Hillsdale College alumni Kyle Murnen (‘09) and Fred Hadra (‘09) are in the process of remodeling a 100-year-old house. The house has not likely been renovated since around 1950, Murnen said. Most of the work in the house has been on the plaster walls, mudding over the walls and texturizing them or simply covering them with drywall.
“While working on the house, we’d run into a problem, and either YouTube-it or Google-it,” Murnen said
Renovating a house this old is a lengthy process, as Murnen and Hadra discovered. They gave a few tips for anyone interested in following in their footsteps.
1. Buy the house: Murnen purchased the house this past August from its previous owner who had lived there for over 60 years.

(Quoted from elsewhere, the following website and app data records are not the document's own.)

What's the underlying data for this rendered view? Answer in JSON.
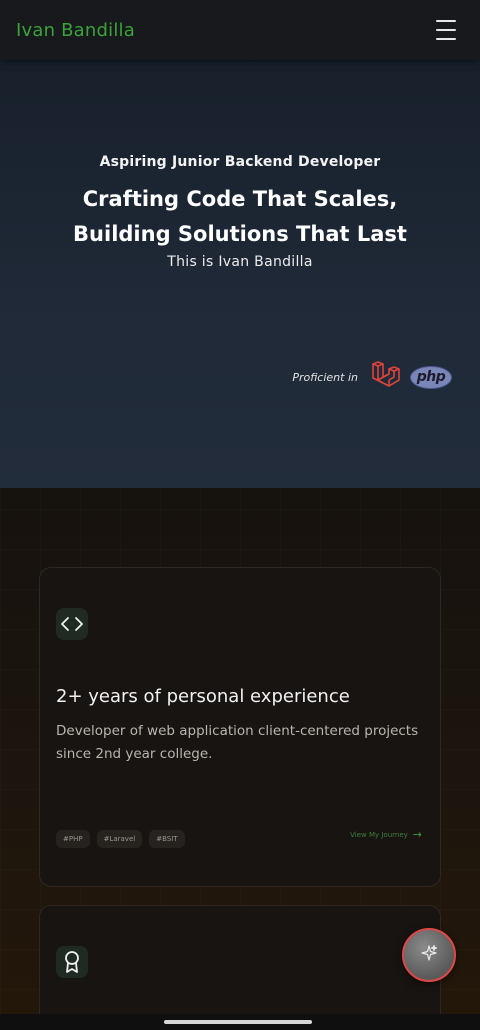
{
  "nav": {
    "brand": "Ivan Bandilla",
    "menu_icon": "hamburger-menu-icon"
  },
  "hero": {
    "kicker": "Aspiring Junior Backend Developer",
    "headline_line1": "Crafting Code That Scales,",
    "headline_line2": "Building Solutions That Last",
    "subtitle": "This is Ivan Bandilla",
    "proficient_label": "Proficient in",
    "laravel_icon": "laravel-logo-icon",
    "php_logo_text": "php"
  },
  "cards": [
    {
      "icon": "code-brackets-icon",
      "title": "2+ years of personal experience",
      "description": "Developer of web application client-centered projects since 2nd year college.",
      "tags": [
        "#PHP",
        "#Laravel",
        "#BSIT"
      ],
      "link_label": "View My Journey"
    },
    {
      "icon": "award-ribbon-icon"
    }
  ],
  "fab": {
    "icon": "sparkle-icon"
  },
  "colors": {
    "brand_green": "#3aa33a",
    "laravel_red": "#e0443a",
    "php_purple": "#7a86b8",
    "fab_border": "#e04848"
  }
}
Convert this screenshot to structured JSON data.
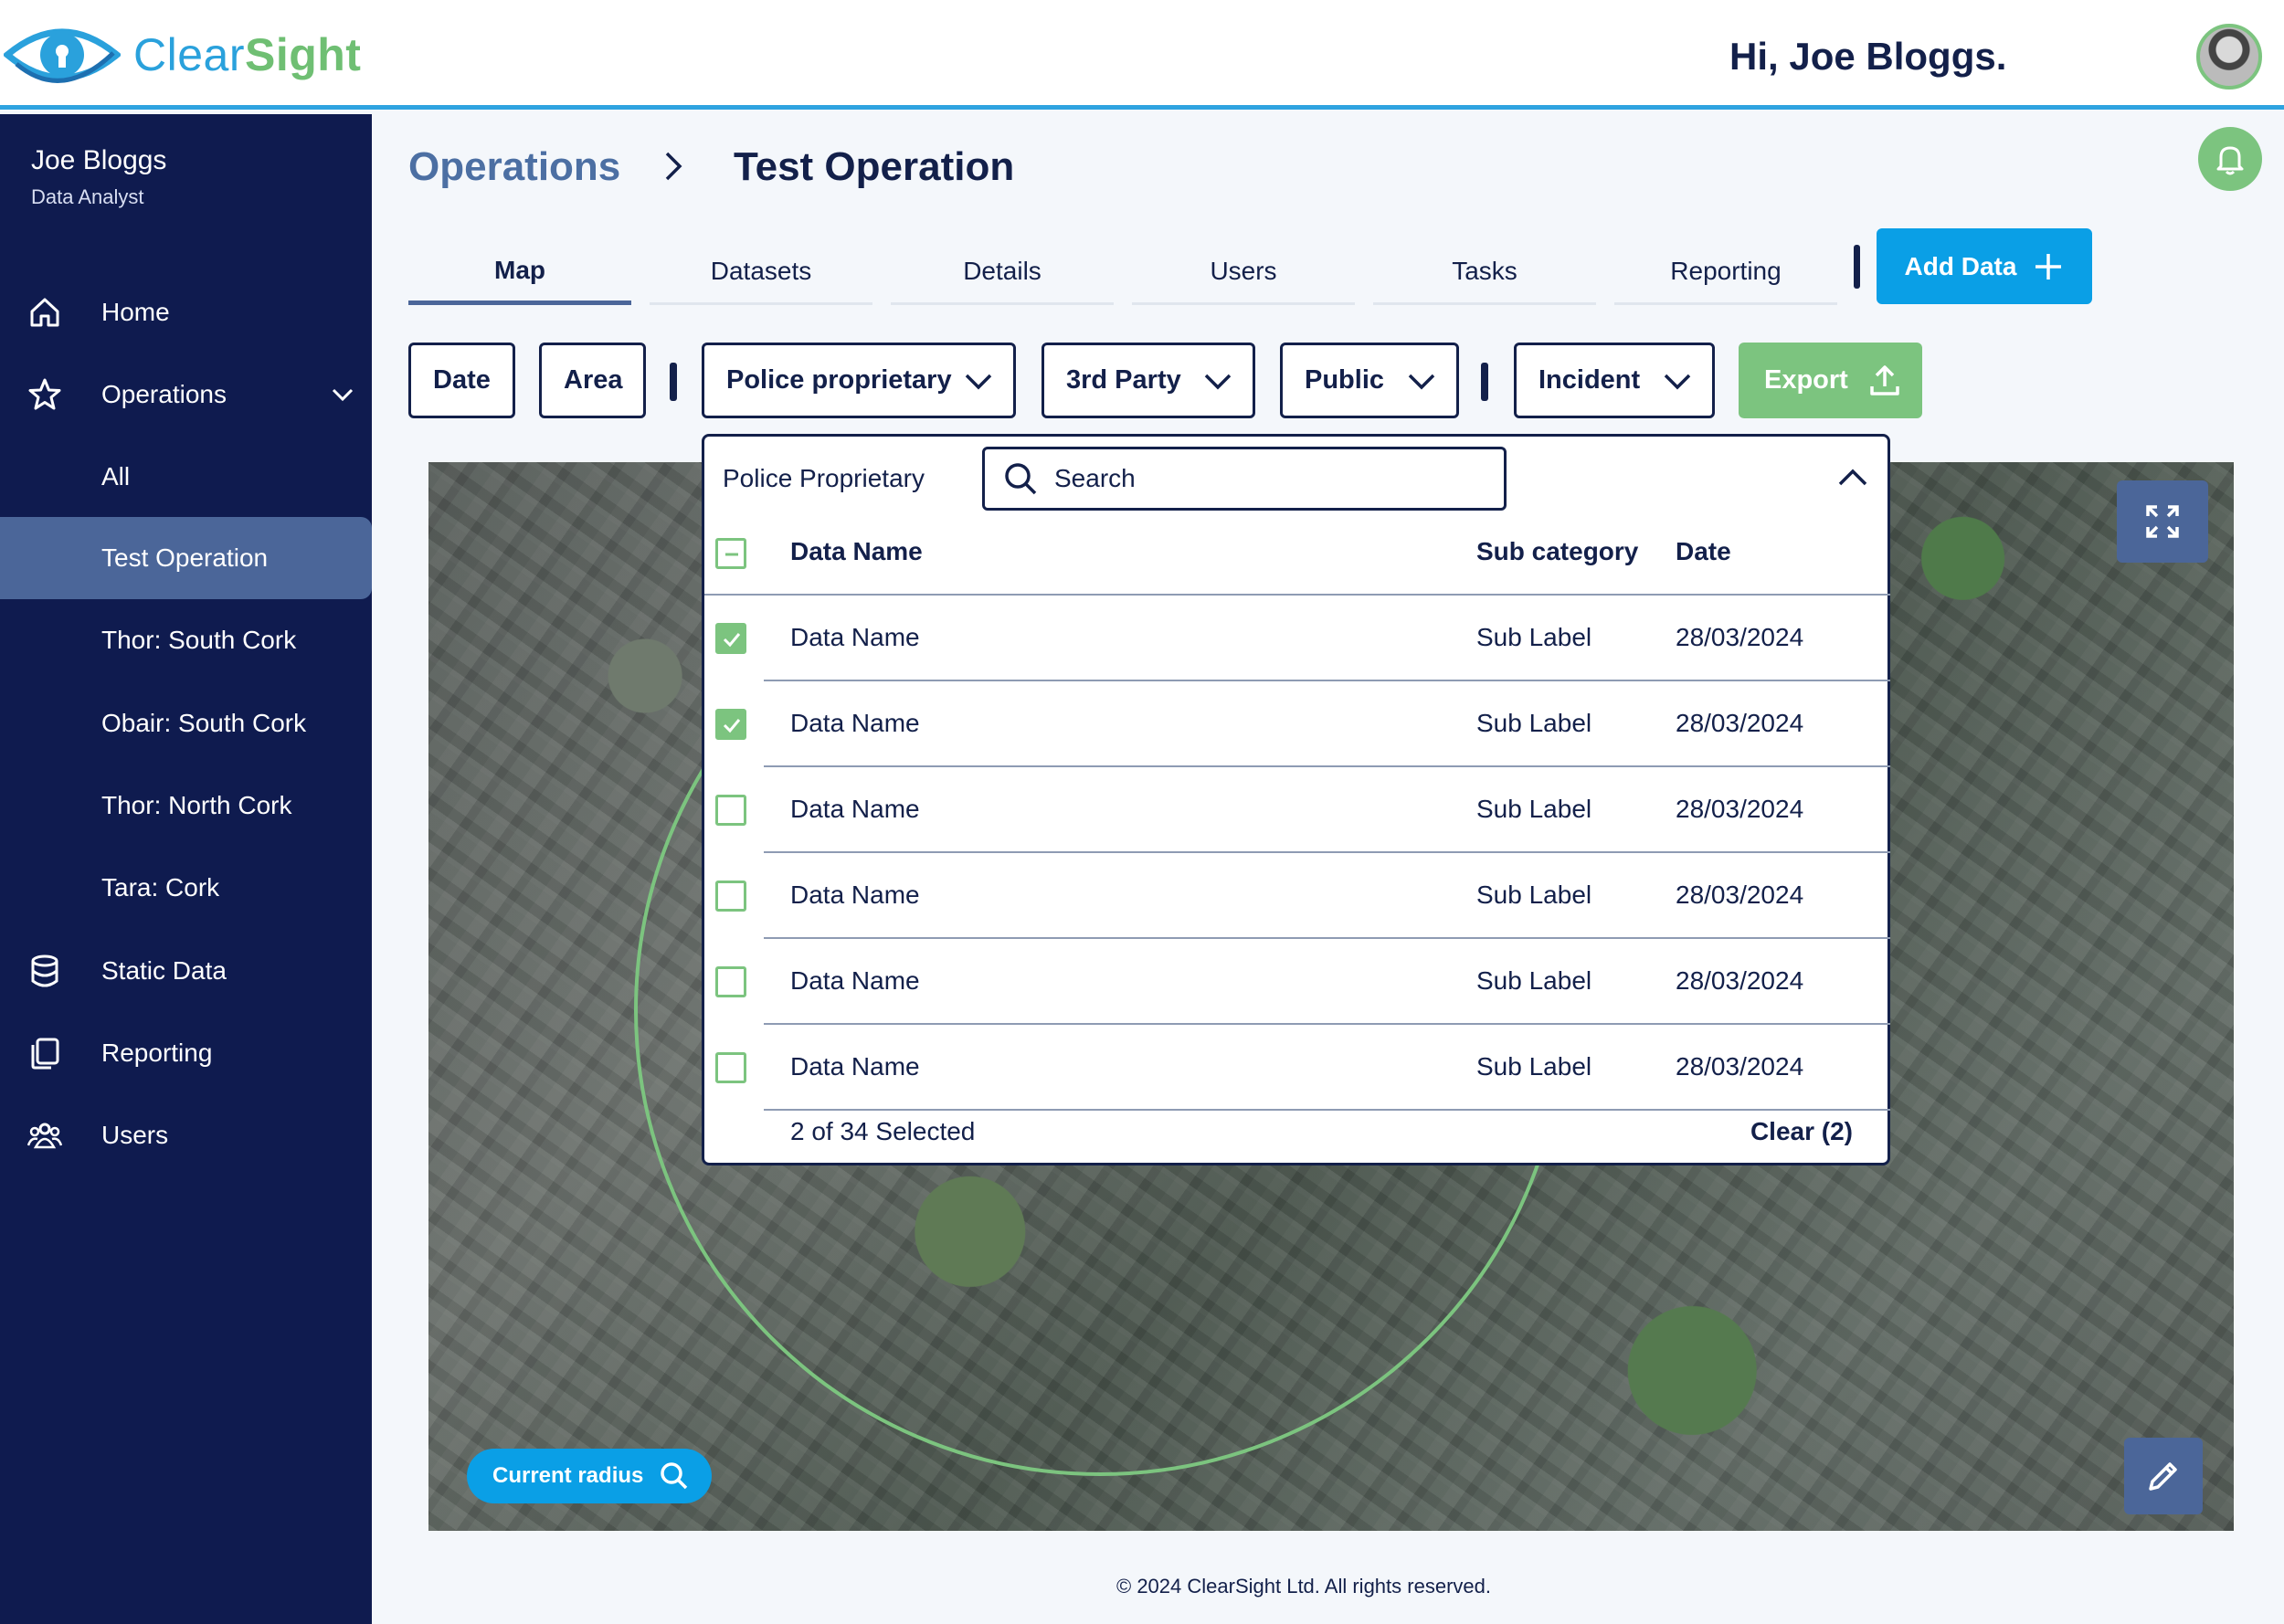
{
  "app": {
    "name_part1": "Clear",
    "name_part2": "Sight",
    "greeting": "Hi, Joe Bloggs."
  },
  "user": {
    "name": "Joe Bloggs",
    "role": "Data Analyst"
  },
  "sidebar": {
    "items": [
      {
        "label": "Home",
        "icon": "home-icon"
      },
      {
        "label": "Operations",
        "icon": "star-icon"
      },
      {
        "label": "All"
      },
      {
        "label": "Test Operation"
      },
      {
        "label": "Thor: South Cork"
      },
      {
        "label": "Obair: South Cork"
      },
      {
        "label": "Thor: North Cork"
      },
      {
        "label": "Tara: Cork"
      },
      {
        "label": "Static Data",
        "icon": "database-icon"
      },
      {
        "label": "Reporting",
        "icon": "documents-icon"
      },
      {
        "label": "Users",
        "icon": "users-icon"
      }
    ]
  },
  "breadcrumb": {
    "parent": "Operations",
    "current": "Test Operation"
  },
  "tabs": [
    "Map",
    "Datasets",
    "Details",
    "Users",
    "Tasks",
    "Reporting"
  ],
  "actions": {
    "add_data": "Add Data",
    "export": "Export"
  },
  "filters": {
    "date": "Date",
    "area": "Area",
    "police": "Police proprietary",
    "third_party": "3rd Party",
    "public": "Public",
    "incident": "Incident"
  },
  "map": {
    "current_radius": "Current radius"
  },
  "dropdown": {
    "title": "Police Proprietary",
    "search_placeholder": "Search",
    "headers": {
      "name": "Data Name",
      "sub": "Sub category",
      "date": "Date"
    },
    "rows": [
      {
        "name": "Data Name",
        "sub": "Sub Label",
        "date": "28/03/2024",
        "checked": true
      },
      {
        "name": "Data Name",
        "sub": "Sub Label",
        "date": "28/03/2024",
        "checked": true
      },
      {
        "name": "Data Name",
        "sub": "Sub Label",
        "date": "28/03/2024",
        "checked": false
      },
      {
        "name": "Data Name",
        "sub": "Sub Label",
        "date": "28/03/2024",
        "checked": false
      },
      {
        "name": "Data Name",
        "sub": "Sub Label",
        "date": "28/03/2024",
        "checked": false
      },
      {
        "name": "Data Name",
        "sub": "Sub Label",
        "date": "28/03/2024",
        "checked": false
      }
    ],
    "selected_summary": "2 of 34 Selected",
    "clear_label": "Clear (2)"
  },
  "footer": "© 2024 ClearSight Ltd. All rights reserved.",
  "colors": {
    "navy": "#0f1b4f",
    "accent_blue": "#0a9fe6",
    "green": "#7cc47f",
    "active_nav": "#4b6699"
  }
}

2. Have a detailed plan for renovating the house: Murnen and Hadra left the plumbing and electrical work to contractors, but they have done all the other work themselves.

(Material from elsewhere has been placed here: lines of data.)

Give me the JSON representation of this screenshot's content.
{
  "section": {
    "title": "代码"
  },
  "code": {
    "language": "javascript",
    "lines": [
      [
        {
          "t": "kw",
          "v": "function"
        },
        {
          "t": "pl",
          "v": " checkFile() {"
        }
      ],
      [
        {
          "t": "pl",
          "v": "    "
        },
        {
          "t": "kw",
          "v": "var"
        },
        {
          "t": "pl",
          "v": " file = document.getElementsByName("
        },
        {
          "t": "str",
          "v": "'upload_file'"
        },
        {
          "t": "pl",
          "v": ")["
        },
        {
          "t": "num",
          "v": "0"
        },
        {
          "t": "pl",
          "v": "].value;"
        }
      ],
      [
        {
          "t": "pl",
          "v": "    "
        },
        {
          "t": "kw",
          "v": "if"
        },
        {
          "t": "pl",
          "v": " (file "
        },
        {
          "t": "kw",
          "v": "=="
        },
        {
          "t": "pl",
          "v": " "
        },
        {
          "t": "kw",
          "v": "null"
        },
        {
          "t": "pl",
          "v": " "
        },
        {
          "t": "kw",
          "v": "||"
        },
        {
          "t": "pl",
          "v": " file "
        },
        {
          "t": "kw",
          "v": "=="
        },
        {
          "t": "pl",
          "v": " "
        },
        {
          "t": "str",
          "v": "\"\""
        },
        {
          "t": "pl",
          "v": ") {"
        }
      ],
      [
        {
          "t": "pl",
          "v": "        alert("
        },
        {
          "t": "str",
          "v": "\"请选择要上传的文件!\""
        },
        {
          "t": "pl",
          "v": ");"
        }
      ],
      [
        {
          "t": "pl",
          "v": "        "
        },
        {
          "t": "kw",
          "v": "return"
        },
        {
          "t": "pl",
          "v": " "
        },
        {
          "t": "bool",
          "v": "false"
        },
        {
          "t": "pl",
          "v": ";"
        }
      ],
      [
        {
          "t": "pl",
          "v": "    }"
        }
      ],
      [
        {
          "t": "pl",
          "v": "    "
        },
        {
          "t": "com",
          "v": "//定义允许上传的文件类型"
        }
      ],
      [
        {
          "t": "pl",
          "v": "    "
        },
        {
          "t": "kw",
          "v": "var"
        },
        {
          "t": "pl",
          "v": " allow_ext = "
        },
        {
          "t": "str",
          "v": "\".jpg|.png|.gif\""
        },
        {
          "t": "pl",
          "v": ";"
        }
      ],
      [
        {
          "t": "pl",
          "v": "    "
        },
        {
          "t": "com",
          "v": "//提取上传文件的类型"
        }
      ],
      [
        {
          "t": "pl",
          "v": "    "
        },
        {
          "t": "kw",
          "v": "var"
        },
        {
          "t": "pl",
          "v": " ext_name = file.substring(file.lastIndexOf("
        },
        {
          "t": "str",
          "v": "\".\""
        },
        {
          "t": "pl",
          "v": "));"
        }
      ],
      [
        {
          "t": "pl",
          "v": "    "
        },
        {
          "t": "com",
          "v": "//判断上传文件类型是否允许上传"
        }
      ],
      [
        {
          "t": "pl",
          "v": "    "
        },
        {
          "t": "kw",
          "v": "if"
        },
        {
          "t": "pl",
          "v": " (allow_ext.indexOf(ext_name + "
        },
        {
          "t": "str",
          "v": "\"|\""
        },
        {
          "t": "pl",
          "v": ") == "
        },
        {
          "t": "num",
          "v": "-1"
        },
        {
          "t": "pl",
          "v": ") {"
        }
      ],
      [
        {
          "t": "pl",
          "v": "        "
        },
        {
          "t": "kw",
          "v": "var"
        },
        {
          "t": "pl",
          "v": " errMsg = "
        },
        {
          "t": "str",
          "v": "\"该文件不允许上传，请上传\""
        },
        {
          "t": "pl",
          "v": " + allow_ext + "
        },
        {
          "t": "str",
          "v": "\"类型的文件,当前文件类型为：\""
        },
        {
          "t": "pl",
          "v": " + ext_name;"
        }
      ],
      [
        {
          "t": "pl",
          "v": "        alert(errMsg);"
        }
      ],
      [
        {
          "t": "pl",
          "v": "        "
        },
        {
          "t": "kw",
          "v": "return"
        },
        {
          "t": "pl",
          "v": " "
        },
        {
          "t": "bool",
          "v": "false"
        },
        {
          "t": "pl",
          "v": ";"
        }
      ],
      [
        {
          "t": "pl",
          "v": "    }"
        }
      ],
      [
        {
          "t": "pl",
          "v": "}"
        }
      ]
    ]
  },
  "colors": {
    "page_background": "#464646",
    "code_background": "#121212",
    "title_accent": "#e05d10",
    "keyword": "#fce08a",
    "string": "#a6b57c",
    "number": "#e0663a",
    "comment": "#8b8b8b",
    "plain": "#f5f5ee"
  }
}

“We would have more of a plan if we did it again,” Murnen said. “We kind of went about it knowing that we had to change the floor and the walls.”
3. Renovate the walls and floors: One of the rooms had five or six layers of wallpaper, so they spent weeks steaming and scraping the walls in that room and still didn’t remove it all, Hadra said.

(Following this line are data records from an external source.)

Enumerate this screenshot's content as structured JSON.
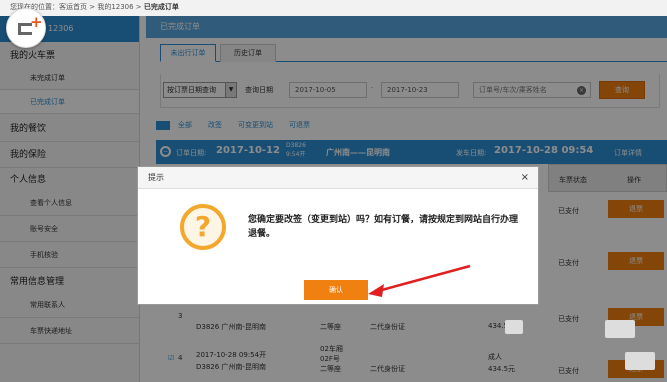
{
  "breadcrumb": {
    "prefix": "您现在的位置：客运首页 > 我的12306 >",
    "current": "已完成订单"
  },
  "sidebar": {
    "header": "12306",
    "sections": [
      {
        "title": "我的火车票",
        "items": [
          "未完成订单",
          "已完成订单"
        ]
      },
      {
        "title": "我的餐饮",
        "items": []
      },
      {
        "title": "我的保险",
        "items": []
      },
      {
        "title": "个人信息",
        "items": [
          "查看个人信息",
          "账号安全",
          "手机核验"
        ]
      },
      {
        "title": "常用信息管理",
        "items": [
          "常用联系人",
          "车票快递地址"
        ]
      }
    ]
  },
  "main": {
    "header": "已完成订单"
  },
  "tabs": [
    "未出行订单",
    "历史订单"
  ],
  "filter": {
    "select_value": "按订票日期查询",
    "date_label": "查询日期",
    "date_from": "2017-10-05",
    "date_to": "2017-10-23",
    "separator": "-",
    "keyword_placeholder": "订单号/车次/乘客姓名",
    "query_button": "查询"
  },
  "links": [
    "全部",
    "改签",
    "可变更到站",
    "可退票"
  ],
  "order": {
    "date_label": "订单日期:",
    "date": "2017-10-12",
    "route": "广州南——昆明南",
    "depart_label": "发车日期:",
    "depart": "2017-10-28 09:54",
    "detail": "订单详情",
    "sub1": "D3826",
    "sub2": "9:54开"
  },
  "table": {
    "col_status": "车票状态",
    "col_action": "操作",
    "rows": [
      {
        "status": "已支付",
        "action": "退票"
      },
      {
        "status": "已支付",
        "action": "退票"
      },
      {
        "status": "已支付",
        "action": "退票",
        "num": "3",
        "train": "D3826 广州南-昆明南",
        "seat": "二等座",
        "id_type": "二代身份证",
        "price": "434.5"
      },
      {
        "status": "已支付",
        "action": "退票",
        "num": "4",
        "time": "2017-10-28 09:54开",
        "train": "D3826 广州南-昆明南",
        "coach": "02车厢",
        "seat_no": "02F号",
        "seat": "二等座",
        "id_type": "二代身份证",
        "price_prefix": "成人",
        "price": "434.5元"
      }
    ]
  },
  "dialog": {
    "title": "提示",
    "close": "×",
    "icon": "?",
    "message": "您确定要改签（变更到站）吗？如有订餐，请按规定到网站自行办理退餐。",
    "ok": "确认"
  },
  "colors": {
    "primary": "#2f8fd3",
    "accent": "#f08010"
  }
}
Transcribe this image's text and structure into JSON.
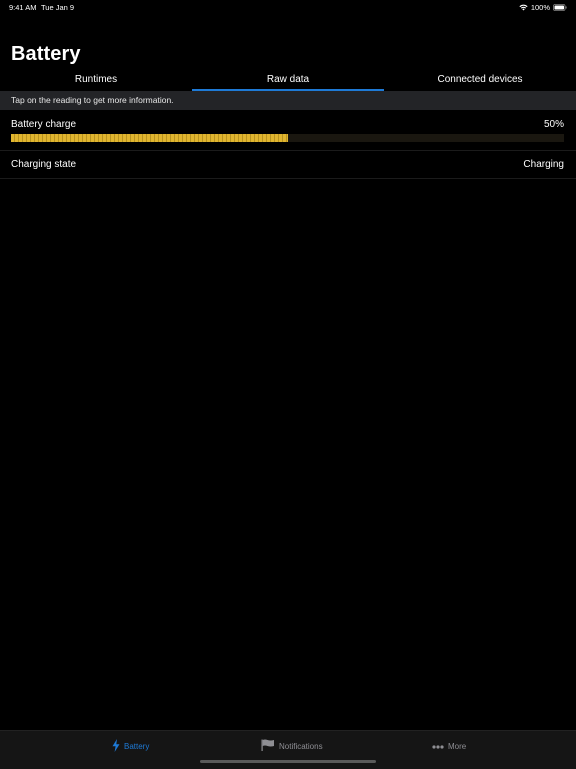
{
  "status_bar": {
    "time": "9:41 AM",
    "date": "Tue Jan 9",
    "battery_percent": "100%"
  },
  "page": {
    "title": "Battery"
  },
  "tabs": [
    {
      "label": "Runtimes",
      "active": false
    },
    {
      "label": "Raw data",
      "active": true
    },
    {
      "label": "Connected devices",
      "active": false
    }
  ],
  "hint": "Tap on the reading to get more information.",
  "readings": {
    "battery_charge": {
      "label": "Battery charge",
      "value": "50%",
      "fraction": 0.5
    },
    "charging_state": {
      "label": "Charging state",
      "value": "Charging"
    }
  },
  "tabbar": [
    {
      "label": "Battery",
      "icon": "bolt-icon",
      "active": true
    },
    {
      "label": "Notifications",
      "icon": "flag-icon",
      "active": false
    },
    {
      "label": "More",
      "icon": "ellipsis-icon",
      "active": false
    }
  ],
  "colors": {
    "accent": "#1e7ad6",
    "charge": "#e0b52f",
    "hint_bg": "#232427"
  }
}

4. Carefullyknock out walls to open up space: Murnen and Hadra had difficulty deciding whether or not one wall was a load-bearing wall or not before they knocked it out. After consulting YouTube to figure it out, they decidedto just start knocking it out as a final trial, Hadra said. The ceiling held and they concluded that it was not load-bearing.
5. Enjoy the experience of learning new skills.
“The most enjoyable part is figuring out how to do these projects on our own, we’ve made some mistakes but there hasn’t been any devastating damage,” Murnen said. “It’s been a good experience to learn how to fix up a house.”
“Without working on a million-dollar house,” Hadra added.